LAST week, I wrote about our early memories of fiestas and that it is a tradition of Spanish origin. I thought of writing that piece after I attended the “Fiesta Mayor De Gracia” in Barcelona last week, which made me nostalgic about my fiesta experiences in my youth.
Gracia was once a village outside the walls of Barcelona. It was autonomous and was the typical village with its own town hall, church, and a market. However, as Barcelona expanded its territory, the village was annexed in 1897. When its population grew, Gracia became more urban with new buildings and infrastructure; thus, it took on a modern appearance.
But despite its annexation by the city and its consequent urbanization, Gracia managed to maintain its independent spirit and unique character and historians describe Gracia as a “village within a city” because of its cultural traditions, including the charming architectural character of some buildings that remain well- preserved.
Gracia has been ranked as the best neighbourhood to live in. One main reason is the bohemian, independent spirit, which is reflected in the small locally-owned shops and businesses, colourful architecture, and charming narrow streets, setting it apart from other neighbourhoods in Barcelona. The best international school is found in Gracia – the Barcelona High School. An array of educational options, language schools and universities, together with the several parks and green spaces, that give ample space for children to play outdoors; several supermarkets; health centres and other shops that cater to family needs; and a well-connected transportation for mobility around the city, make Gracia an excellent choice for families to live in. The crime rate is the lowest in the city, due to its neighbourhood watch, well-lighted streets and cctvs. Many artists and intellectuals have made Gracia their home along with many students and young people who help create a vibrant, dynamic community.
In the narrow streets and squares, family traditions and neighbourly connections were maintained throughout the years and they would meet regularly in anticipation of the annual fiesta mayor where the families living in the different neighbourhood streets would compete as to the best decorated themed street. The city annually sets a fund for the fiesta and depending on the number of participants (streets), the budget is equally distributed. The Fiesta Mayor De Gracia is a major highlight in Barcelona’s summer calendar and a must-see event for tourists where they can experience the culture of Catalonia.
Twenty- three streets have been transformed into tunnels decorated with various themes, like the mythical City of New Orleans, the fable of the Pied Piper of Hamelin and the rats, butterflies seeking freedom, Alice in Wonderland, ‘Formigres’ figures, etc. The best decorated entrance and exit of the streets, best use of recycled materials for decoration, were also chosen. The week-long celebration consisted of 900 activities which included concerts in the parks, food fairs, notably paellas and fideua on the squares, parades of human towers, cercavilas, gegants reus, and the like.

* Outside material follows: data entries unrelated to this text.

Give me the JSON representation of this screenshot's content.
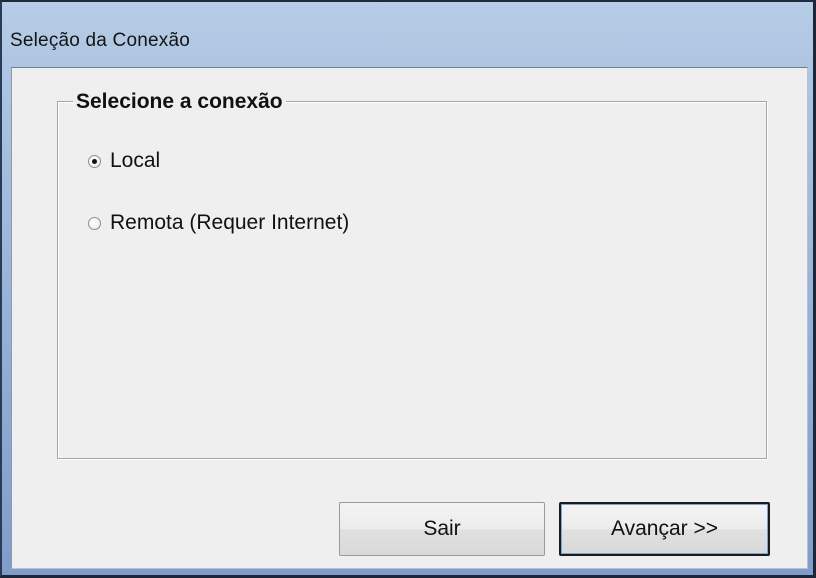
{
  "window": {
    "title": "Seleção da Conexão"
  },
  "group": {
    "label": "Selecione a conexão",
    "options": [
      {
        "label": "Local",
        "selected": true
      },
      {
        "label": "Remota (Requer Internet)",
        "selected": false
      }
    ]
  },
  "buttons": {
    "exit_label": "Sair",
    "next_label": "Avançar >>"
  }
}
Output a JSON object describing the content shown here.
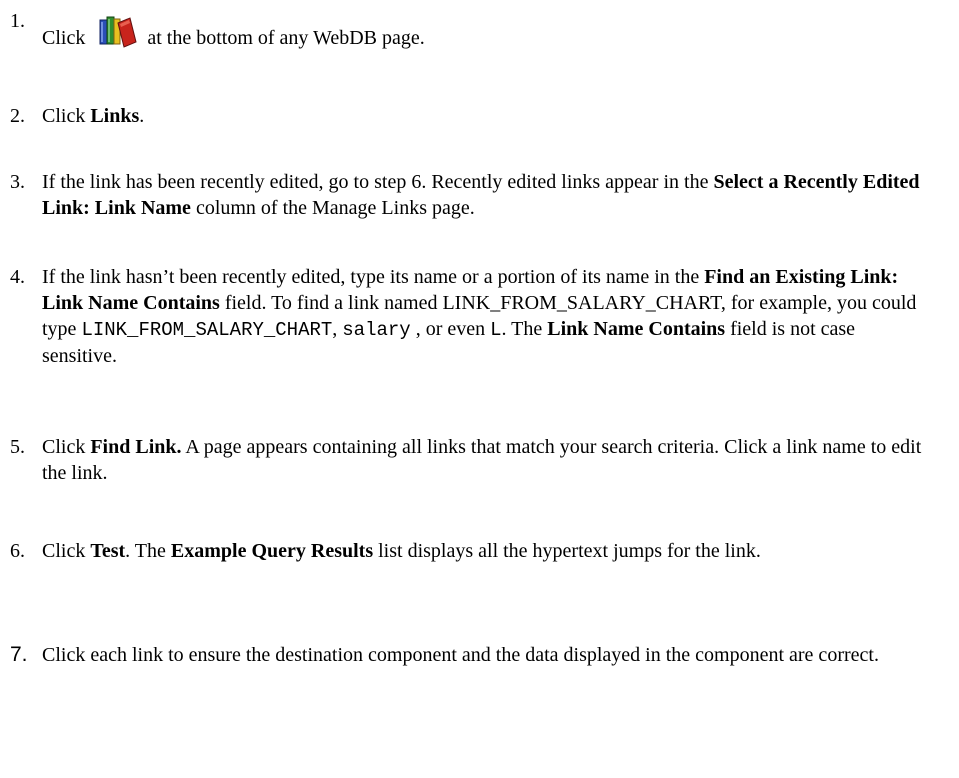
{
  "steps": [
    {
      "number": "1.",
      "before": "Click ",
      "icon": "books-icon",
      "after": " at the bottom of any WebDB page."
    },
    {
      "number": "2.",
      "t1": "Click ",
      "b1": "Links",
      "t2": "."
    },
    {
      "number": "3.",
      "t1": "If the link has been recently edited, go to step 6. Recently edited links appear in the ",
      "b1": "Select a Recently Edited Link: Link Name",
      "t2": " column of the Manage Links page."
    },
    {
      "number": "4.",
      "t1": "If the link hasn’t been recently edited, type its name or a portion of its name in the ",
      "b1": "Find an Existing Link: Link Name Contains",
      "t2": " field. To find a link named LINK_FROM_SALARY_CHART, for example, you could type ",
      "code1": "LINK_FROM_SALARY_CHART",
      "t3": ", ",
      "code2": "salary",
      "t4": " , or even ",
      "code3": "L",
      "t5": ".  The ",
      "b2": "Link Name Contains",
      "t6": " field is not case sensitive."
    },
    {
      "number": "5.",
      "t1": "Click ",
      "b1": "Find Link.",
      "t2": "  A page appears containing all links that match your search criteria.  Click a link name to edit the link."
    },
    {
      "number": "6.",
      "t1": "Click ",
      "b1": "Test",
      "t2": ". The ",
      "b2": "Example Query Results",
      "t3": " list displays all the hypertext jumps for the link."
    },
    {
      "number": "7.",
      "t1": "Click each link to ensure the destination component and the data displayed in the component are correct."
    }
  ],
  "colors": {
    "text": "#000000",
    "background": "#ffffff",
    "icon_red": "#c8241c",
    "icon_green": "#2f8f2f",
    "icon_blue": "#2a4fb8",
    "icon_yellow": "#e8c020"
  }
}
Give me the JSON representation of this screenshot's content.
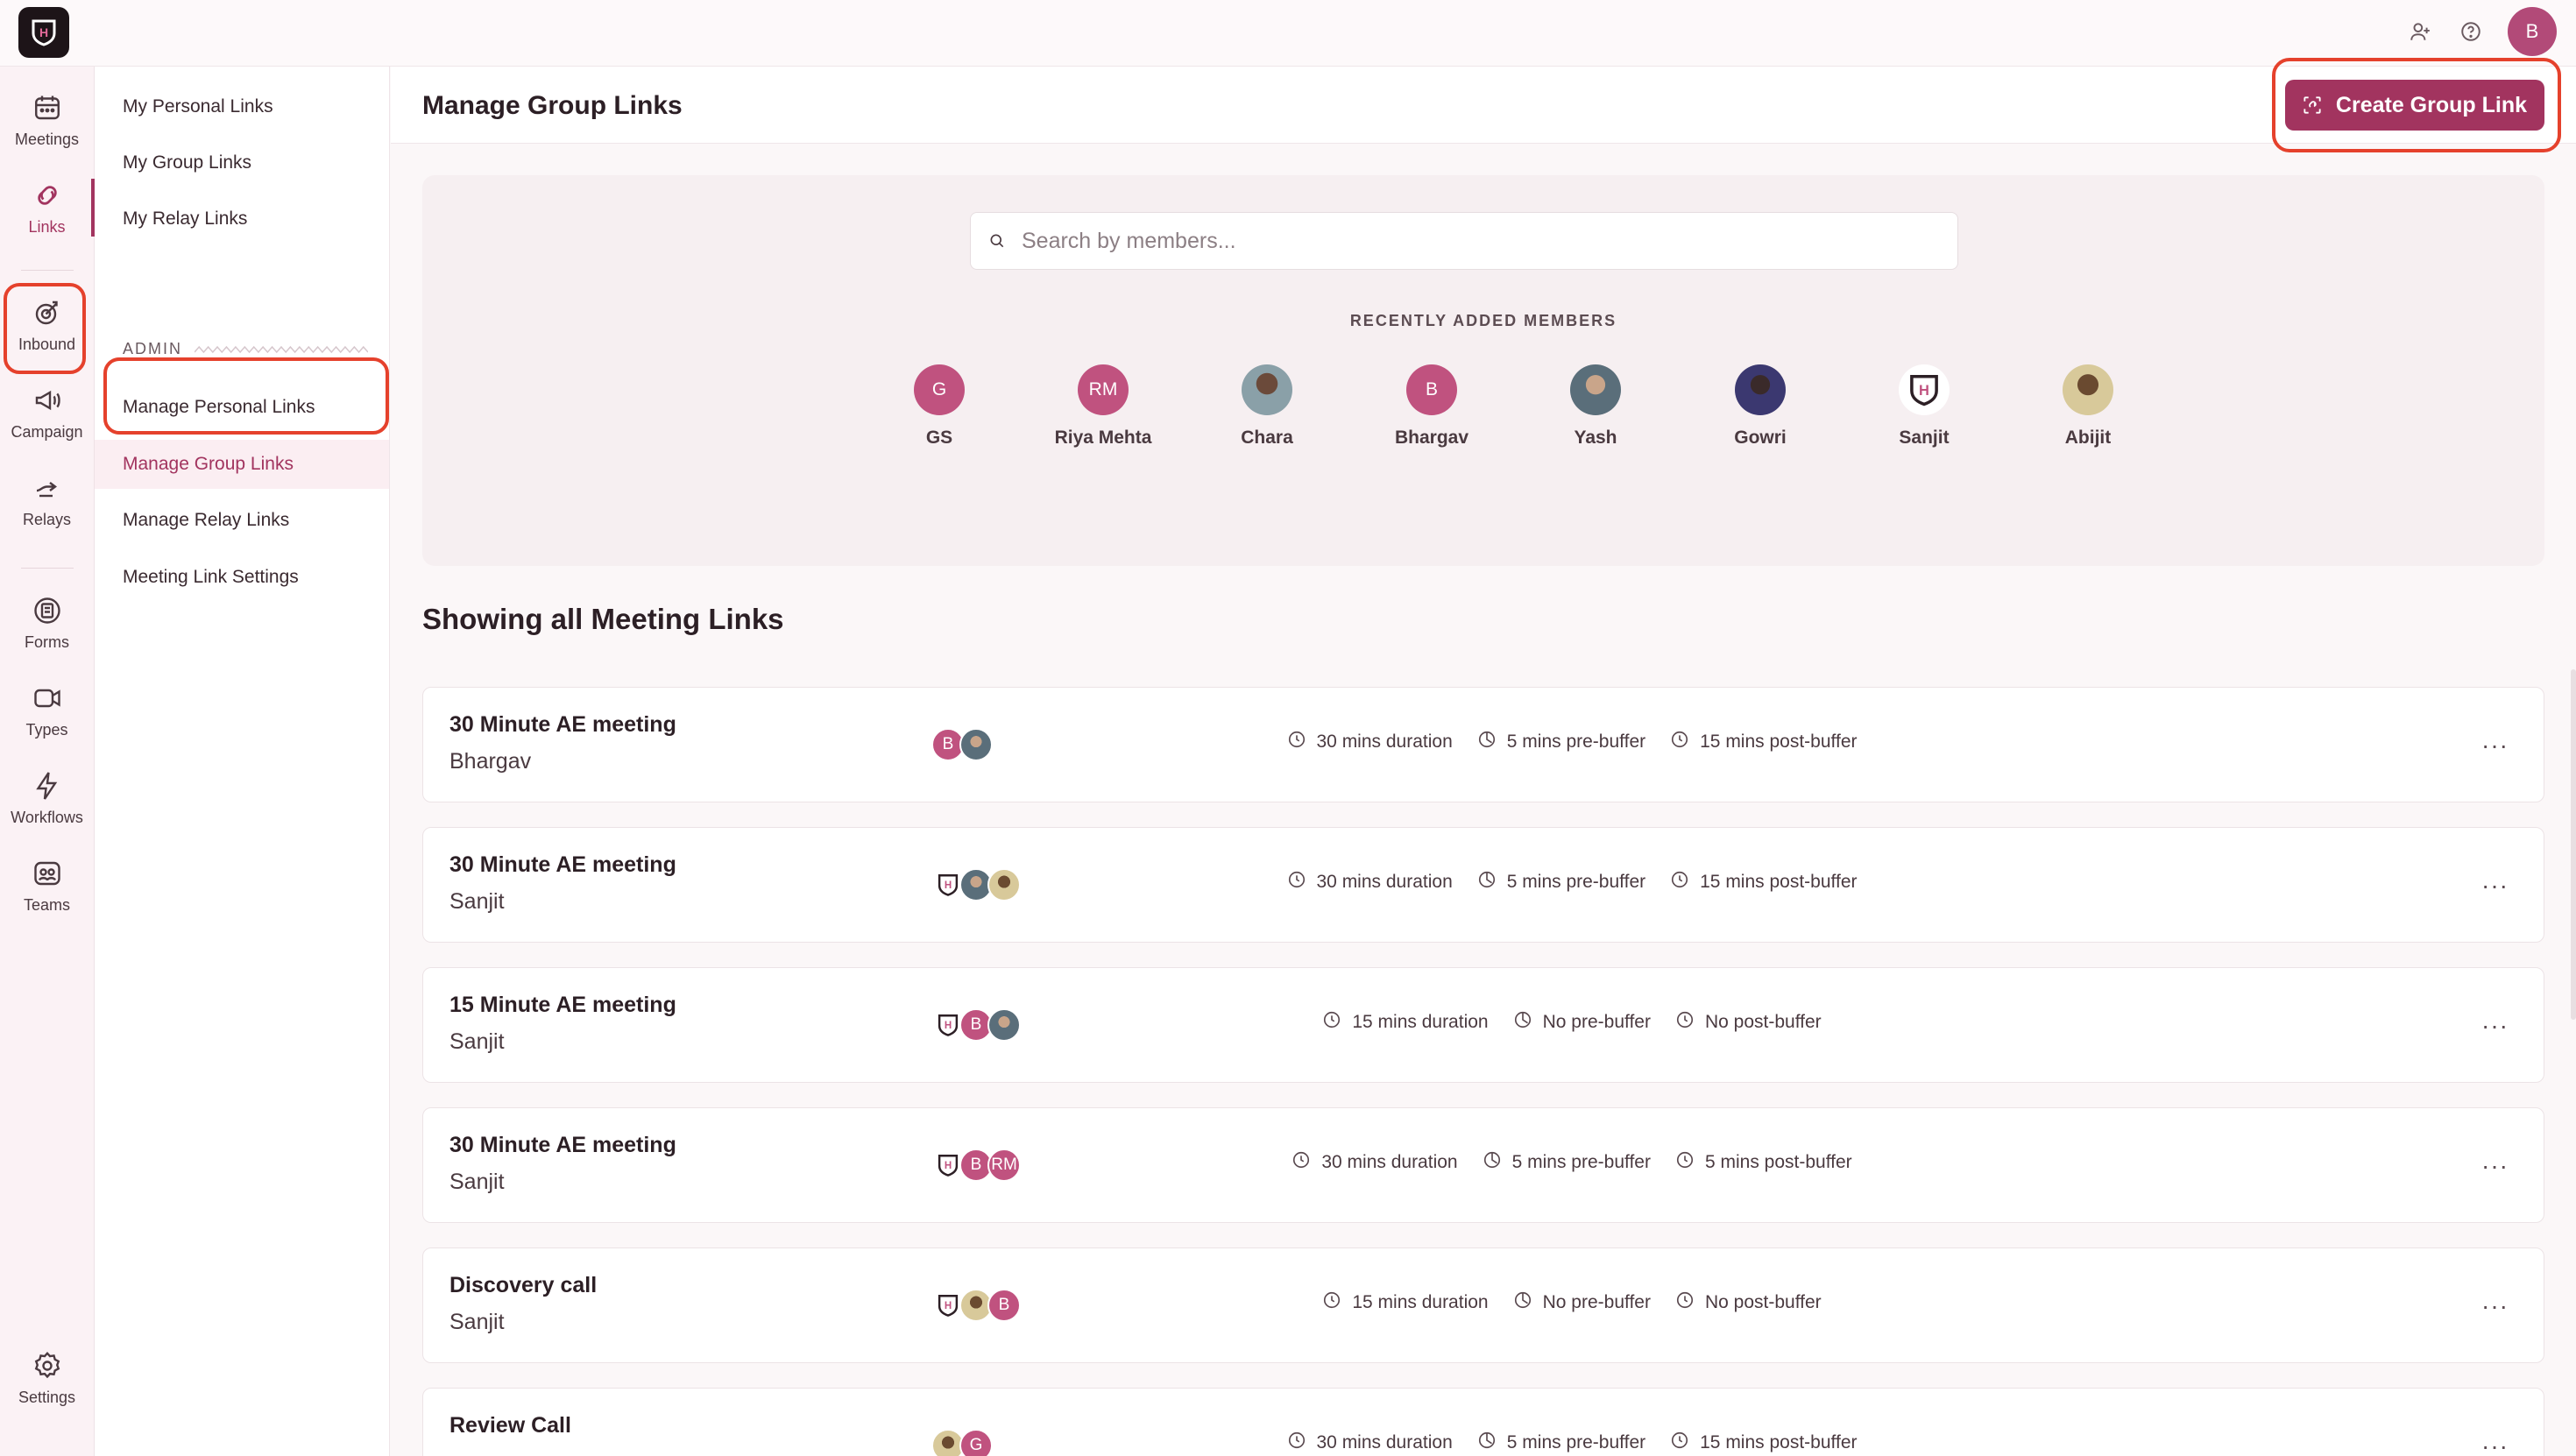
{
  "topbar": {
    "profile_initial": "B"
  },
  "rail": [
    {
      "label": "Meetings",
      "icon": "calendar-icon"
    },
    {
      "label": "Links",
      "icon": "link-icon",
      "active": true
    },
    {
      "label": "Inbound",
      "icon": "inbound-icon"
    },
    {
      "label": "Campaign",
      "icon": "megaphone-icon"
    },
    {
      "label": "Relays",
      "icon": "relay-icon"
    },
    {
      "label": "Forms",
      "icon": "forms-icon"
    },
    {
      "label": "Types",
      "icon": "video-icon"
    },
    {
      "label": "Workflows",
      "icon": "lightning-icon"
    },
    {
      "label": "Teams",
      "icon": "teams-icon"
    },
    {
      "label": "Settings",
      "icon": "gear-icon"
    }
  ],
  "subnav": {
    "items": [
      "My Personal Links",
      "My Group Links",
      "My Relay Links"
    ],
    "admin_label": "ADMIN",
    "admin_items": [
      "Manage Personal Links",
      "Manage Group Links",
      "Manage Relay Links",
      "Meeting Link Settings"
    ]
  },
  "header": {
    "title": "Manage Group Links",
    "create_label": "Create Group Link"
  },
  "search": {
    "placeholder": "Search by members..."
  },
  "recent": {
    "label": "RECENTLY ADDED MEMBERS",
    "members": [
      {
        "name": "GS",
        "initials": "G",
        "style": "pink"
      },
      {
        "name": "Riya Mehta",
        "initials": "RM",
        "style": "pink"
      },
      {
        "name": "Chara",
        "initials": "",
        "style": "photo1"
      },
      {
        "name": "Bhargav",
        "initials": "B",
        "style": "pink"
      },
      {
        "name": "Yash",
        "initials": "",
        "style": "photo2"
      },
      {
        "name": "Gowri",
        "initials": "",
        "style": "photo3"
      },
      {
        "name": "Sanjit",
        "initials": "",
        "style": "logoav"
      },
      {
        "name": "Abijit",
        "initials": "",
        "style": "photo4"
      }
    ]
  },
  "links_section_title": "Showing all Meeting Links",
  "links": [
    {
      "title": "30 Minute AE meeting",
      "owner": "Bhargav",
      "duration": "30 mins duration",
      "pre": "5 mins pre-buffer",
      "post": "15 mins post-buffer",
      "avatars": [
        {
          "style": "pink",
          "initials": "B"
        },
        {
          "style": "photo2",
          "initials": ""
        }
      ]
    },
    {
      "title": "30 Minute AE meeting",
      "owner": "Sanjit",
      "duration": "30 mins duration",
      "pre": "5 mins pre-buffer",
      "post": "15 mins post-buffer",
      "avatars": [
        {
          "style": "logoav",
          "initials": ""
        },
        {
          "style": "photo2",
          "initials": ""
        },
        {
          "style": "photo4",
          "initials": ""
        }
      ]
    },
    {
      "title": "15 Minute AE meeting",
      "owner": "Sanjit",
      "duration": "15 mins duration",
      "pre": "No pre-buffer",
      "post": "No post-buffer",
      "avatars": [
        {
          "style": "logoav",
          "initials": ""
        },
        {
          "style": "pink",
          "initials": "B"
        },
        {
          "style": "photo2",
          "initials": ""
        }
      ]
    },
    {
      "title": "30 Minute AE meeting",
      "owner": "Sanjit",
      "duration": "30 mins duration",
      "pre": "5 mins pre-buffer",
      "post": "5 mins post-buffer",
      "avatars": [
        {
          "style": "logoav",
          "initials": ""
        },
        {
          "style": "pink",
          "initials": "B"
        },
        {
          "style": "pink",
          "initials": "RM"
        }
      ]
    },
    {
      "title": "Discovery call",
      "owner": "Sanjit",
      "duration": "15 mins duration",
      "pre": "No pre-buffer",
      "post": "No post-buffer",
      "avatars": [
        {
          "style": "logoav",
          "initials": ""
        },
        {
          "style": "photo4",
          "initials": ""
        },
        {
          "style": "pink",
          "initials": "B"
        }
      ]
    },
    {
      "title": "Review Call",
      "owner": "",
      "duration": "30 mins duration",
      "pre": "5 mins pre-buffer",
      "post": "15 mins post-buffer",
      "avatars": [
        {
          "style": "photo4",
          "initials": ""
        },
        {
          "style": "pink",
          "initials": "G"
        }
      ]
    }
  ],
  "more_label": "···",
  "colors": {
    "accent": "#a2345f",
    "highlight": "#e5412c",
    "avatar_pink": "#c0527f"
  }
}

Juan Miguel, a Baguio Boy, manages “Le Elegant,” a pub along Carrer de Topazi, one of the many streets in the area of Gracia. He told me that in their area, all the pubs and restaurants were required to connect their sound systems to a city hall server which monitors and limits the sounds in the establishments in order to maintain the peace and quiet in Gracia. During the week-long fiesta, the hours of operation of the bars and restaurants were extended until 2:00 o’clock in the morning but the volume of the music still had to be regulated.
I had a friendly chat with a resident in Carrer de Topazi who has been living in Gracia for some years. I asked him to comment on a graffiti written on the wall of an entrance in Gracia which states, “TOURISTS GO HOME.” He said that there is a growing sentiment among the old folks and many families in Gracia who feel that the essence of the fiesta, which is about the children and the family, has gradually shifted to the attraction of more tourists to attend the event, creating much discomfort, inconvenience, and chaos because people crowded in the narrow streets, restricting the mobility of the residents therein such that the spiritual aspect was no longer the centrepiece of the event. This also disrupted family and children’s programs and activities. The disgruntled elders and families are now thinking of measures to bring back the true essence of Fiesta Mayor De Gracia.
This observation reminded me of the situation in our city during Holy Week and the Flower Festival. The overflow of tourists in Baguio during these events and even on long weekends has created a lot of inconvenience and suffering to the Baguio residents who are not spared of the tourist prices of the goods and services by tourist-oriented businesses. They also must scramble for parking spaces for their cars or to grab a cab. Some cab drivers also would pick their passengers for the right price. We had been to Falafell, a beach resort outside Barcelona, which protects its residents from this undesirable effect of over-tourism. All the residents of Falafell must do is to show their resident card when buying at the market or establishments offering services, and they pay only the price as shown on the price list for residents, as certified by the “ayuntament.” Something worth looking into by Baguio City Hall.